§ **How to complete this task**
When you return the data, keep every word exact and include none of the images.

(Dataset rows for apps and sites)
== Segment start ==
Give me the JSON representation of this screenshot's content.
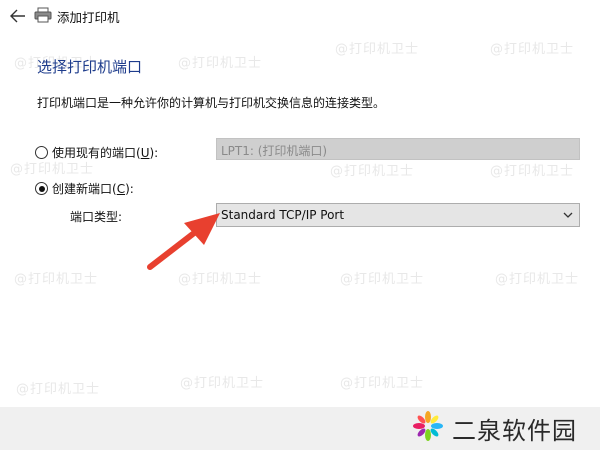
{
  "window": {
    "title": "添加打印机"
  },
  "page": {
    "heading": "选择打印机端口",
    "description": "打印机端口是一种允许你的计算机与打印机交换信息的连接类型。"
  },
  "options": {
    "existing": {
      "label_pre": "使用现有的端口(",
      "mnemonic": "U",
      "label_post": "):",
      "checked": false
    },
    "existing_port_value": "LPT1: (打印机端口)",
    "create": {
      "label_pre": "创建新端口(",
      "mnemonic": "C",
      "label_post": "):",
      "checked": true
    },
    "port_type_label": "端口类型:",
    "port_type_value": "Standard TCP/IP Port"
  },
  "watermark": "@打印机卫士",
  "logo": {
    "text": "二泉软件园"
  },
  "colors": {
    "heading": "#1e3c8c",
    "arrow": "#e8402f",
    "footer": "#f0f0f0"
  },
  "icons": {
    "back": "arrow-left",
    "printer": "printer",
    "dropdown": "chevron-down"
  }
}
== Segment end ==
§ **Task response**
Give me the JSON representation of this screenshot's content.
{
  "window": {
    "title": "添加打印机"
  },
  "page": {
    "heading": "选择打印机端口",
    "description": "打印机端口是一种允许你的计算机与打印机交换信息的连接类型。"
  },
  "options": {
    "existing": {
      "label_pre": "使用现有的端口(",
      "mnemonic": "U",
      "label_post": "):",
      "checked": false
    },
    "existing_port_value": "LPT1: (打印机端口)",
    "create": {
      "label_pre": "创建新端口(",
      "mnemonic": "C",
      "label_post": "):",
      "checked": true
    },
    "port_type_label": "端口类型:",
    "port_type_value": "Standard TCP/IP Port"
  },
  "watermark": "@打印机卫士",
  "logo": {
    "text": "二泉软件园"
  },
  "colors": {
    "heading": "#1e3c8c",
    "arrow": "#e8402f",
    "footer": "#f0f0f0"
  },
  "icons": {
    "back": "arrow-left",
    "printer": "printer",
    "dropdown": "chevron-down"
  }
}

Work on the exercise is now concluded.